If your child wears glasses, we’d strongly suggest wearing a strap that can be tightened against your child’s head. This helps prevent their glasses from slipping down their nose. It’s difficult to catch a basketball when you’re pushing up your glasses every few seconds.
If a strap isn’t working and your child really enjoys the sport, purchasing prescription sports glasses will be a great investment. They not only provide great protection for your child’s eyes, they also allow for a wide field of view. Contacts is the preferred eyewear for athletes, but that won’t come until they are teenagers.
A mouthpiece is a great protective piece of gear that should never go overlooked, but for their first few practices they are probably not necessary.
First Practice Tips
When arriving at practice, start stretching. It helps your body loosen up and warms up cold muscles. This is the number one prevention tool for strained muscles. Also, if their new coach sees your child take the initiative to stretch before practice starts, it will leave a good impression.
That leads us to another tip. Show up to practice early! This is the #1 biggest pet peeve of any coach, and showing up late to their first practice won't give off the best impression.

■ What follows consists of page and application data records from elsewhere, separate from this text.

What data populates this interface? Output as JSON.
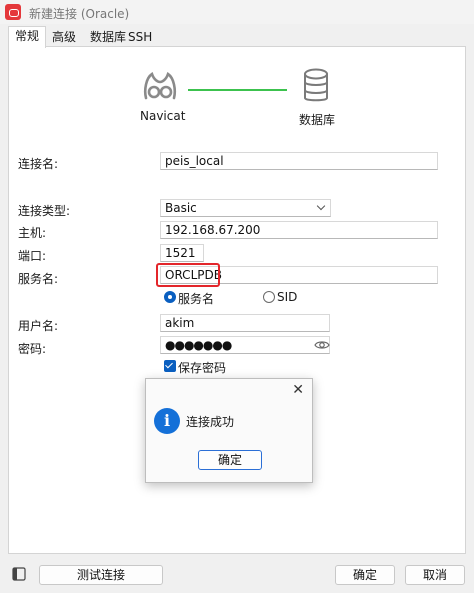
{
  "window": {
    "title": "新建连接 (Oracle)"
  },
  "tabs": [
    {
      "label": "常规",
      "active": true
    },
    {
      "label": "高级"
    },
    {
      "label": "数据库"
    },
    {
      "label": "SSH"
    }
  ],
  "diagram": {
    "left_label": "Navicat",
    "right_label": "数据库",
    "line_color": "#3cc24e"
  },
  "form": {
    "connection_name": {
      "label": "连接名:",
      "value": "peis_local"
    },
    "connection_type": {
      "label": "连接类型:",
      "value": "Basic"
    },
    "host": {
      "label": "主机:",
      "value": "192.168.67.200"
    },
    "port": {
      "label": "端口:",
      "value": "1521"
    },
    "service_name": {
      "label": "服务名:",
      "value": "ORCLPDB",
      "options": [
        {
          "label": "服务名",
          "checked": true
        },
        {
          "label": "SID",
          "checked": false
        }
      ]
    },
    "username": {
      "label": "用户名:",
      "value": "akim"
    },
    "password": {
      "label": "密码:",
      "value": "●●●●●●●"
    },
    "save_password": {
      "label": "保存密码",
      "checked": true
    }
  },
  "dialog": {
    "message": "连接成功",
    "ok_label": "确定",
    "close_symbol": "✕"
  },
  "footer": {
    "test_label": "测试连接",
    "ok_label": "确定",
    "cancel_label": "取消"
  },
  "colors": {
    "accent": "#0a5fc0",
    "highlight": "#e3262b",
    "info": "#1470d8"
  }
}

Another tip to share with your child is to not try and be perfect right away. It’s called practice for a reason, and a good coach will look to make your child better by pushing her to do things they are not comfortable doing to work on the muscle memory. By setting the expectation that they are not going to be perfect right away can help easily frustrated kids, as it does take time to learn proper skills.